▼

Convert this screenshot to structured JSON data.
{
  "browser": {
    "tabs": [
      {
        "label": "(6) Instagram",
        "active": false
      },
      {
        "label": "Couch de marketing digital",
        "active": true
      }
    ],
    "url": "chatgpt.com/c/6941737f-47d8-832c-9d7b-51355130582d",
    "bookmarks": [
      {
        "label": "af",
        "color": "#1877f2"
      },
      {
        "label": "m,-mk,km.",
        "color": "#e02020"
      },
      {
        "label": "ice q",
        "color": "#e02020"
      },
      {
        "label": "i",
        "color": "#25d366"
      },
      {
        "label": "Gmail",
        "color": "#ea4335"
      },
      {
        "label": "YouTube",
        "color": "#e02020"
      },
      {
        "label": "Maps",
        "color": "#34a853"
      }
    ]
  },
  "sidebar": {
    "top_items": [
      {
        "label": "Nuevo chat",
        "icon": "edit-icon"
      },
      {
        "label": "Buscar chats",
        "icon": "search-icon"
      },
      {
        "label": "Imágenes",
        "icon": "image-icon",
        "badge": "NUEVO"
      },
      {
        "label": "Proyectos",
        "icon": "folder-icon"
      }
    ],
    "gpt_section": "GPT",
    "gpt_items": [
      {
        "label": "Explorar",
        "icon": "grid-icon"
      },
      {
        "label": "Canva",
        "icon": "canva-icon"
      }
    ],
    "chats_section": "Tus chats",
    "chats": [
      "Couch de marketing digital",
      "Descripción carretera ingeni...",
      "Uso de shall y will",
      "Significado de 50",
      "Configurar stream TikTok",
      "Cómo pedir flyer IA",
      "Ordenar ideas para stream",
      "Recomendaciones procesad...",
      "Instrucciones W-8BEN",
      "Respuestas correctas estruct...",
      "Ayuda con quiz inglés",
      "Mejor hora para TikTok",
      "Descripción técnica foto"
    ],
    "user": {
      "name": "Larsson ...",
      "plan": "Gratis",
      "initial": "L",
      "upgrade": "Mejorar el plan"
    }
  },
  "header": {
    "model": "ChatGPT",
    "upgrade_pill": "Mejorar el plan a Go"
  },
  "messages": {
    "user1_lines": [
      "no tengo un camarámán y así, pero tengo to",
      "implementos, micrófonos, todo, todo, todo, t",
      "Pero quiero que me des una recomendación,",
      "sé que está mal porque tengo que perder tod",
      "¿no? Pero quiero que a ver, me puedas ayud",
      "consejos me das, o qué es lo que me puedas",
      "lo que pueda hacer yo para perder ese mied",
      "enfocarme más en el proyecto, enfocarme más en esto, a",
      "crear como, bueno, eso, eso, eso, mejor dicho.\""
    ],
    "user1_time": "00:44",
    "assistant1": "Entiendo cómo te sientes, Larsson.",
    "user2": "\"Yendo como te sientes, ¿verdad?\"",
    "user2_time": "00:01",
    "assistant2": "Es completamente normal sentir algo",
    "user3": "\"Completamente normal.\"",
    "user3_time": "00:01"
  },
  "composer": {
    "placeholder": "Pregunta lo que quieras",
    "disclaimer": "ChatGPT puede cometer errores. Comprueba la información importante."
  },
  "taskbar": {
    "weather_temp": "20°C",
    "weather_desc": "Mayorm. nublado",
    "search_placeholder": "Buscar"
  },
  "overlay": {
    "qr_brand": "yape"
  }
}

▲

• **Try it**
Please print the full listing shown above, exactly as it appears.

• **Exercise output**
Convert this screenshot to structured JSON data.
{
  "browser": {
    "tabs": [
      {
        "label": "(6) Instagram",
        "active": false
      },
      {
        "label": "Couch de marketing digital",
        "active": true
      }
    ],
    "url": "chatgpt.com/c/6941737f-47d8-832c-9d7b-51355130582d",
    "bookmarks": [
      {
        "label": "af",
        "color": "#1877f2"
      },
      {
        "label": "m,-mk,km.",
        "color": "#e02020"
      },
      {
        "label": "ice q",
        "color": "#e02020"
      },
      {
        "label": "i",
        "color": "#25d366"
      },
      {
        "label": "Gmail",
        "color": "#ea4335"
      },
      {
        "label": "YouTube",
        "color": "#e02020"
      },
      {
        "label": "Maps",
        "color": "#34a853"
      }
    ]
  },
  "sidebar": {
    "top_items": [
      {
        "label": "Nuevo chat",
        "icon": "edit-icon"
      },
      {
        "label": "Buscar chats",
        "icon": "search-icon"
      },
      {
        "label": "Imágenes",
        "icon": "image-icon",
        "badge": "NUEVO"
      },
      {
        "label": "Proyectos",
        "icon": "folder-icon"
      }
    ],
    "gpt_section": "GPT",
    "gpt_items": [
      {
        "label": "Explorar",
        "icon": "grid-icon"
      },
      {
        "label": "Canva",
        "icon": "canva-icon"
      }
    ],
    "chats_section": "Tus chats",
    "chats": [
      "Couch de marketing digital",
      "Descripción carretera ingeni...",
      "Uso de shall y will",
      "Significado de 50",
      "Configurar stream TikTok",
      "Cómo pedir flyer IA",
      "Ordenar ideas para stream",
      "Recomendaciones procesad...",
      "Instrucciones W-8BEN",
      "Respuestas correctas estruct...",
      "Ayuda con quiz inglés",
      "Mejor hora para TikTok",
      "Descripción técnica foto"
    ],
    "user": {
      "name": "Larsson ...",
      "plan": "Gratis",
      "initial": "L",
      "upgrade": "Mejorar el plan"
    }
  },
  "header": {
    "model": "ChatGPT",
    "upgrade_pill": "Mejorar el plan a Go"
  },
  "messages": {
    "user1_lines": [
      "no tengo un camarámán y así, pero tengo to",
      "implementos, micrófonos, todo, todo, todo, t",
      "Pero quiero que me des una recomendación,",
      "sé que está mal porque tengo que perder tod",
      "¿no? Pero quiero que a ver, me puedas ayud",
      "consejos me das, o qué es lo que me puedas",
      "lo que pueda hacer yo para perder ese mied",
      "enfocarme más en el proyecto, enfocarme más en esto, a",
      "crear como, bueno, eso, eso, eso, mejor dicho.\""
    ],
    "user1_time": "00:44",
    "assistant1": "Entiendo cómo te sientes, Larsson.",
    "user2": "\"Yendo como te sientes, ¿verdad?\"",
    "user2_time": "00:01",
    "assistant2": "Es completamente normal sentir algo",
    "user3": "\"Completamente normal.\"",
    "user3_time": "00:01"
  },
  "composer": {
    "placeholder": "Pregunta lo que quieras",
    "disclaimer": "ChatGPT puede cometer errores. Comprueba la información importante."
  },
  "taskbar": {
    "weather_temp": "20°C",
    "weather_desc": "Mayorm. nublado",
    "search_placeholder": "Buscar"
  },
  "overlay": {
    "qr_brand": "yape"
  }
}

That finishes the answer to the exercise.